**TASK GOAL:**
Without the pictures, give the entries below again exactly as written.

**RECORDS PROVIDED:**
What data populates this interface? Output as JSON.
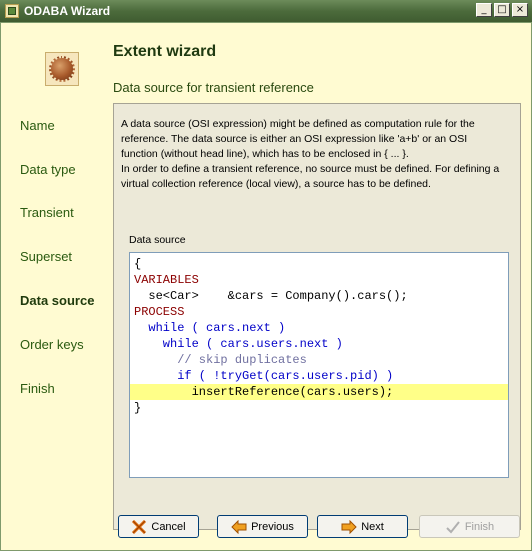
{
  "window": {
    "title": "ODABA Wizard"
  },
  "header": {
    "title": "Extent wizard",
    "subtitle": "Data source for transient reference"
  },
  "nav": {
    "items": [
      {
        "label": "Name",
        "active": false
      },
      {
        "label": "Data type",
        "active": false
      },
      {
        "label": "Transient",
        "active": false
      },
      {
        "label": "Superset",
        "active": false
      },
      {
        "label": "Data source",
        "active": true
      },
      {
        "label": "Order keys",
        "active": false
      },
      {
        "label": "Finish",
        "active": false
      }
    ]
  },
  "content": {
    "description_lines": [
      "A data source (OSI expression) might be defined as computation rule for the",
      "reference. The data source is either an OSI expression like 'a+b' or an OSI",
      "function (without head line), which has to be enclosed in { ... }.",
      "In order to define a transient reference, no source must be defined. For defining a",
      "virtual collection reference (local view), a source has to be defined."
    ],
    "data_source_label": "Data source",
    "code_lines": [
      "{",
      "VARIABLES",
      "  se<Car>    &cars = Company().cars();",
      "PROCESS",
      "  while ( cars.next )",
      "    while ( cars.users.next )",
      "      // skip duplicates",
      "      if ( !tryGet(cars.users.pid) )",
      "        insertReference(cars.users);",
      "}"
    ]
  },
  "buttons": {
    "cancel": "Cancel",
    "previous": "Previous",
    "next": "Next",
    "finish": "Finish"
  },
  "colors": {
    "title_bar": "#4c6b3c",
    "wizard_background": "#fffbd2",
    "keyword_red": "#8b0000",
    "keyword_blue": "#0000c8",
    "highlight_line": "#ffff88"
  },
  "icons": {
    "app": "odaba-app-icon",
    "header": "extent-ball-icon",
    "cancel": "cancel-x-icon",
    "previous": "arrow-left-icon",
    "next": "arrow-right-icon",
    "finish": "checkmark-icon"
  }
}
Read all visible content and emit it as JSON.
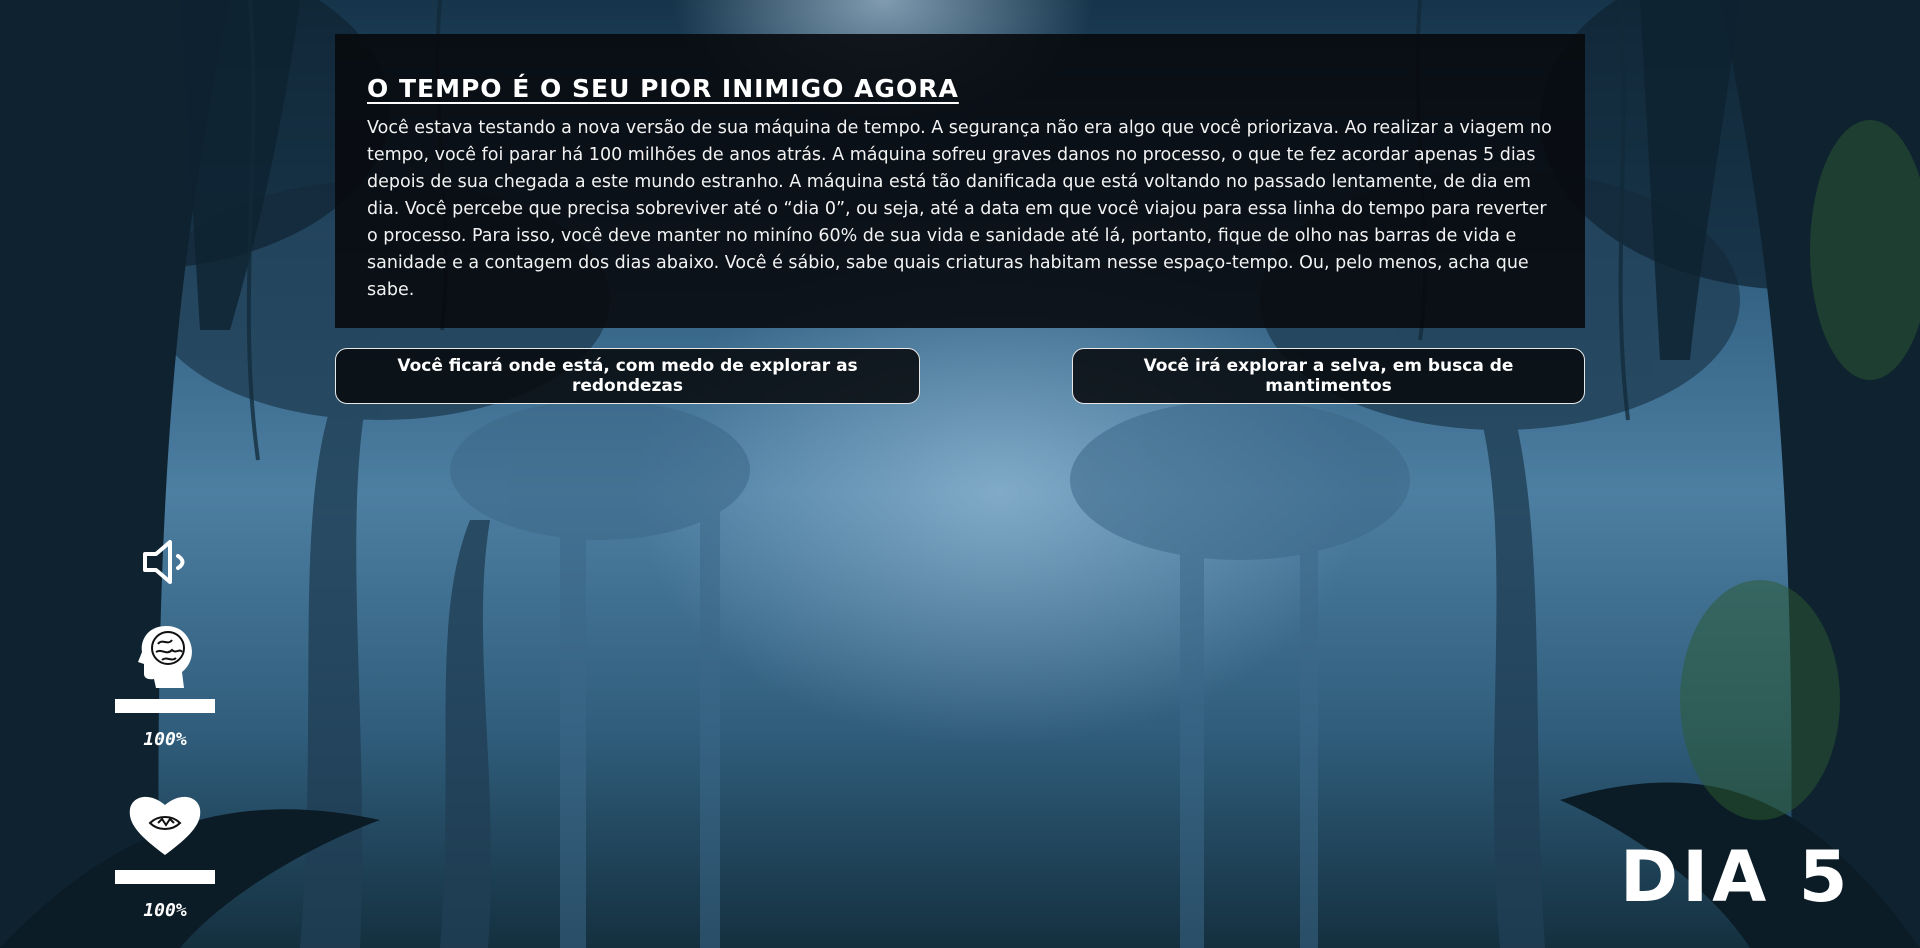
{
  "story": {
    "title": "O tempo é o seu pior inimigo agora",
    "text": "Você estava testando a nova versão de sua máquina de tempo. A segurança não era algo que você priorizava. Ao realizar a viagem no tempo, você foi parar há 100 milhões de anos atrás. A máquina sofreu graves danos no processo, o que te fez acordar apenas 5 dias depois de sua chegada a este mundo estranho. A máquina está tão danificada que está voltando no passado lentamente, de dia em dia. Você percebe que precisa sobreviver até o “dia 0”, ou seja, até a data em que você viajou para essa linha do tempo para reverter o processo. Para isso, você deve manter no miníno 60% de sua vida e sanidade até lá, portanto, fique de olho nas barras de vida e sanidade e a contagem dos dias abaixo. Você é sábio, sabe quais criaturas habitam nesse espaço-tempo. Ou, pelo menos, acha que sabe."
  },
  "choices": {
    "stay": "Você ficará onde está, com medo de explorar as redondezas",
    "explore": "Você irá explorar a selva, em busca de mantimentos"
  },
  "hud": {
    "sound_icon": "speaker-icon",
    "sanity": {
      "icon": "brain-head-icon",
      "value": 100,
      "label": "100%"
    },
    "health": {
      "icon": "heart-icon",
      "value": 100,
      "label": "100%"
    }
  },
  "day": {
    "label": "DIA 5"
  },
  "colors": {
    "panel": "#08090c",
    "text": "#ffffff",
    "sky": "#4d7fa2"
  }
}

**WRITTEN RESPONSE:**
What data populates this interface? Output as JSON.
{
  "window": {
    "title": "ODABA Wizard"
  },
  "header": {
    "title": "Extent wizard",
    "subtitle": "Data source for transient reference"
  },
  "nav": {
    "items": [
      {
        "label": "Name",
        "active": false
      },
      {
        "label": "Data type",
        "active": false
      },
      {
        "label": "Transient",
        "active": false
      },
      {
        "label": "Superset",
        "active": false
      },
      {
        "label": "Data source",
        "active": true
      },
      {
        "label": "Order keys",
        "active": false
      },
      {
        "label": "Finish",
        "active": false
      }
    ]
  },
  "content": {
    "description_lines": [
      "A data source (OSI expression) might be defined as computation rule for the",
      "reference. The data source is either an OSI expression like 'a+b' or an OSI",
      "function (without head line), which has to be enclosed in { ... }.",
      "In order to define a transient reference, no source must be defined. For defining a",
      "virtual collection reference (local view), a source has to be defined."
    ],
    "data_source_label": "Data source",
    "code_lines": [
      "{",
      "VARIABLES",
      "  se<Car>    &cars = Company().cars();",
      "PROCESS",
      "  while ( cars.next )",
      "    while ( cars.users.next )",
      "      // skip duplicates",
      "      if ( !tryGet(cars.users.pid) )",
      "        insertReference(cars.users);",
      "}"
    ]
  },
  "buttons": {
    "cancel": "Cancel",
    "previous": "Previous",
    "next": "Next",
    "finish": "Finish"
  },
  "colors": {
    "title_bar": "#4c6b3c",
    "wizard_background": "#fffbd2",
    "keyword_red": "#8b0000",
    "keyword_blue": "#0000c8",
    "highlight_line": "#ffff88"
  },
  "icons": {
    "app": "odaba-app-icon",
    "header": "extent-ball-icon",
    "cancel": "cancel-x-icon",
    "previous": "arrow-left-icon",
    "next": "arrow-right-icon",
    "finish": "checkmark-icon"
  }
}
Read all visible content and emit it as JSON.
{
  "story": {
    "title": "O tempo é o seu pior inimigo agora",
    "text": "Você estava testando a nova versão de sua máquina de tempo. A segurança não era algo que você priorizava. Ao realizar a viagem no tempo, você foi parar há 100 milhões de anos atrás. A máquina sofreu graves danos no processo, o que te fez acordar apenas 5 dias depois de sua chegada a este mundo estranho. A máquina está tão danificada que está voltando no passado lentamente, de dia em dia. Você percebe que precisa sobreviver até o “dia 0”, ou seja, até a data em que você viajou para essa linha do tempo para reverter o processo. Para isso, você deve manter no miníno 60% de sua vida e sanidade até lá, portanto, fique de olho nas barras de vida e sanidade e a contagem dos dias abaixo. Você é sábio, sabe quais criaturas habitam nesse espaço-tempo. Ou, pelo menos, acha que sabe."
  },
  "choices": {
    "stay": "Você ficará onde está, com medo de explorar as redondezas",
    "explore": "Você irá explorar a selva, em busca de mantimentos"
  },
  "hud": {
    "sound_icon": "speaker-icon",
    "sanity": {
      "icon": "brain-head-icon",
      "value": 100,
      "label": "100%"
    },
    "health": {
      "icon": "heart-icon",
      "value": 100,
      "label": "100%"
    }
  },
  "day": {
    "label": "DIA 5"
  },
  "colors": {
    "panel": "#08090c",
    "text": "#ffffff",
    "sky": "#4d7fa2"
  }
}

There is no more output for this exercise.